## What you will do:
Using the entries below, show all lines with the string "JSON".
○ ○ ○
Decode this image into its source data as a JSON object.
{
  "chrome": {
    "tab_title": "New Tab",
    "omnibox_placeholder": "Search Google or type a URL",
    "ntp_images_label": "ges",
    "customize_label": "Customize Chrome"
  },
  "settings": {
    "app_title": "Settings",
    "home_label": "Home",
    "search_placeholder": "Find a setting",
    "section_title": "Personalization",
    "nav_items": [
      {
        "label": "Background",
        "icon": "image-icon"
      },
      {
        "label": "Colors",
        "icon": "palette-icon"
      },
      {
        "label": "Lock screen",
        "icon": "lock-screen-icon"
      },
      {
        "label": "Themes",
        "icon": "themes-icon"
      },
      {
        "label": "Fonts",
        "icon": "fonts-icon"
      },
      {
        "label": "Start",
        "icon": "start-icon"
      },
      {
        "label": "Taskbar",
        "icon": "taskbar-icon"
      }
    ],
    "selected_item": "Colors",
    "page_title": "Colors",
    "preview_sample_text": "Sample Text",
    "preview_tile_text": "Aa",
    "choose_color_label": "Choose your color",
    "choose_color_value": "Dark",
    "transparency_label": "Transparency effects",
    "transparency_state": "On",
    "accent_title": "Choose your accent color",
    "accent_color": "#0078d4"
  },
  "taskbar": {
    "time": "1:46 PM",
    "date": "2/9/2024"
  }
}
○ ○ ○
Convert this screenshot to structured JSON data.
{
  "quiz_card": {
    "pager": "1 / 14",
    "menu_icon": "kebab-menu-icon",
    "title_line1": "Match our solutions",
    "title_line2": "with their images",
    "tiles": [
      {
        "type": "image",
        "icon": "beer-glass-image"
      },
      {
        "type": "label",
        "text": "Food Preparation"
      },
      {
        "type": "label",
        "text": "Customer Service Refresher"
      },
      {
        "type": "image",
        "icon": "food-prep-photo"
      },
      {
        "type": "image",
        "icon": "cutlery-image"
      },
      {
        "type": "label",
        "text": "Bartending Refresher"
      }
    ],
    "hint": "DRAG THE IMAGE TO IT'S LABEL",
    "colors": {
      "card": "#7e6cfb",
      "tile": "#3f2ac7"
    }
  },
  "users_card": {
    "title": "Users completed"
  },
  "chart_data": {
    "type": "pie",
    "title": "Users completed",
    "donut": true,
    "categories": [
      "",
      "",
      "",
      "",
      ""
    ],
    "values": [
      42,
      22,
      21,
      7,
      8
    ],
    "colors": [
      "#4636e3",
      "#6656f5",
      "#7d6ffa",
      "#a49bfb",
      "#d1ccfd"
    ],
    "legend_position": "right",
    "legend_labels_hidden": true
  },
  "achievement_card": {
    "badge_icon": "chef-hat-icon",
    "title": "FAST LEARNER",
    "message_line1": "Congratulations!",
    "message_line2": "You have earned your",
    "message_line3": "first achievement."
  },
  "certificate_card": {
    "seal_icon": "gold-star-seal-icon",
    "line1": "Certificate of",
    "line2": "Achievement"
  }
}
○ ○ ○
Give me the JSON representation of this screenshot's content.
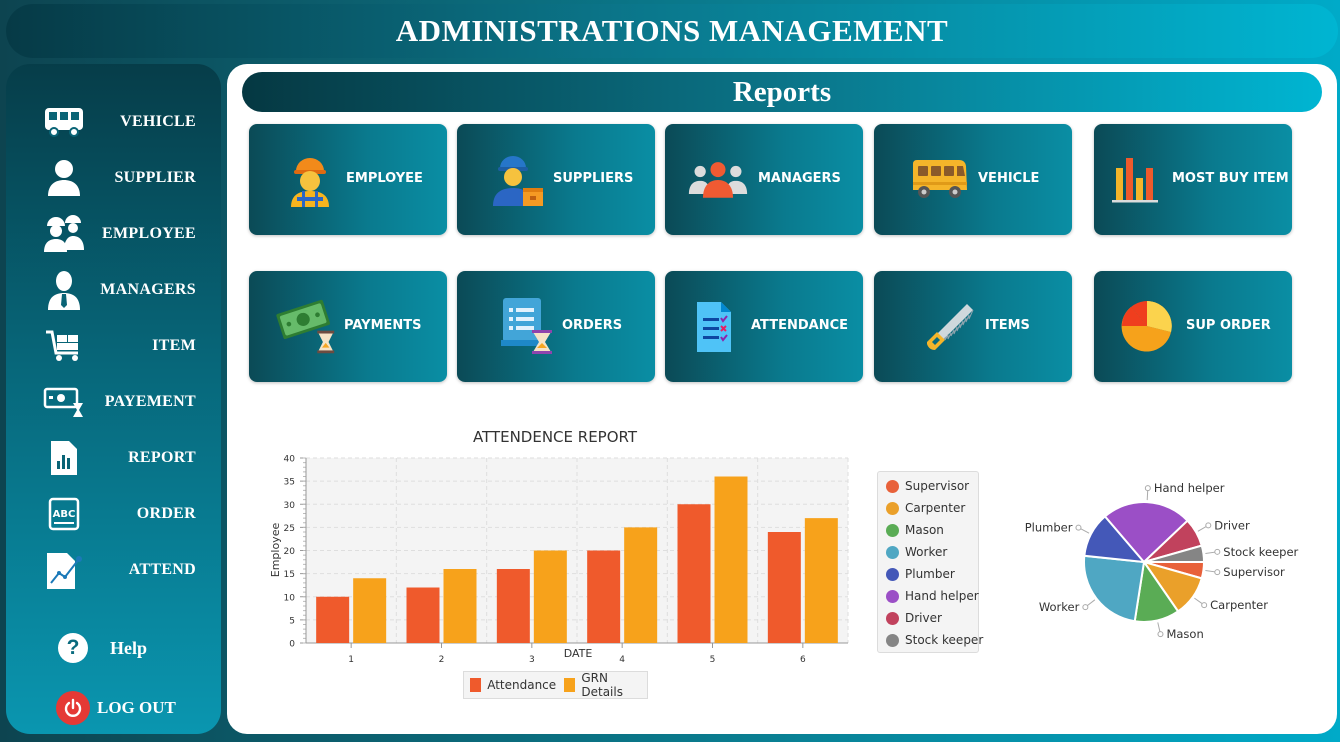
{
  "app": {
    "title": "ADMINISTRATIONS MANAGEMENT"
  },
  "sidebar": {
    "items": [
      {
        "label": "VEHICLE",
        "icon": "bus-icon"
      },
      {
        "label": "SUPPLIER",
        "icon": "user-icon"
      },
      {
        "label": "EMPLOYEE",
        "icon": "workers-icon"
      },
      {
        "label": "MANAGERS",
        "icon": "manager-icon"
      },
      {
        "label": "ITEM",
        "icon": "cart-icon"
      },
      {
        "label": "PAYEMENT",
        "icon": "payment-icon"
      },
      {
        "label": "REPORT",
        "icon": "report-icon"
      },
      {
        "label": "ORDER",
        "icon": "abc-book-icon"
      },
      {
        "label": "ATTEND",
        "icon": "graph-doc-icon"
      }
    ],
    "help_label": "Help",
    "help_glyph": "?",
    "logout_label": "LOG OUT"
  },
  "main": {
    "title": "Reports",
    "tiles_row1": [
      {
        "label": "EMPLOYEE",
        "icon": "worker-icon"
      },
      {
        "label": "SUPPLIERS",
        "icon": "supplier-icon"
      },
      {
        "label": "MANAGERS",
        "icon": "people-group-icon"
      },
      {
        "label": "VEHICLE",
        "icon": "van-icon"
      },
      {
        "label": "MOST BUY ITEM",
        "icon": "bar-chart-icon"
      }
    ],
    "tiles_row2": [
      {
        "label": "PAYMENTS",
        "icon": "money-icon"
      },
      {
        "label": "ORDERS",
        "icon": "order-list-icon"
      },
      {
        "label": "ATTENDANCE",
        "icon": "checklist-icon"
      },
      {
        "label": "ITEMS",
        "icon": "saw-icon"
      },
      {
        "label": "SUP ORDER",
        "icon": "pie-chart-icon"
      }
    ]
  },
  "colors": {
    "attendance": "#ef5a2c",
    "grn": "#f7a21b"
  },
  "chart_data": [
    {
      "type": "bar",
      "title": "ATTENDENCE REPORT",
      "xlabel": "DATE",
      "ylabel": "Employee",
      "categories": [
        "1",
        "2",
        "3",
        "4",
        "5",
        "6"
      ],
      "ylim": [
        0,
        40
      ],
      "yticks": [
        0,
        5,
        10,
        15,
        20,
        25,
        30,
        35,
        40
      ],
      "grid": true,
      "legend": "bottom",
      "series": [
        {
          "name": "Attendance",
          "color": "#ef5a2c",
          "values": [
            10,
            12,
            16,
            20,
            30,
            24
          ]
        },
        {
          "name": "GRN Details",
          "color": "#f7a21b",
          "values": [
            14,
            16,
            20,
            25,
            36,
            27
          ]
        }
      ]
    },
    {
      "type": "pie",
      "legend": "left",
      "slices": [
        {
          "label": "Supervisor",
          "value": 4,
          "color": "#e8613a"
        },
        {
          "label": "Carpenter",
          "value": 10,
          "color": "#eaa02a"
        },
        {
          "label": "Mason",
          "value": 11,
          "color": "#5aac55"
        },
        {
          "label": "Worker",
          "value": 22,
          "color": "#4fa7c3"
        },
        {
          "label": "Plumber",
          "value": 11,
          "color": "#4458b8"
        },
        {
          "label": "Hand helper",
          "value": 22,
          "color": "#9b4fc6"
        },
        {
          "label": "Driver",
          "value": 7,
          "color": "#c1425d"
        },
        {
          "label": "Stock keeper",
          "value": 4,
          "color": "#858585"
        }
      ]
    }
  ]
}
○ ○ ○
## Exercise answer:
Decode this image into its source data as a JSON object.
Convert this screenshot to structured JSON data.
Give me the JSON representation of this screenshot's content.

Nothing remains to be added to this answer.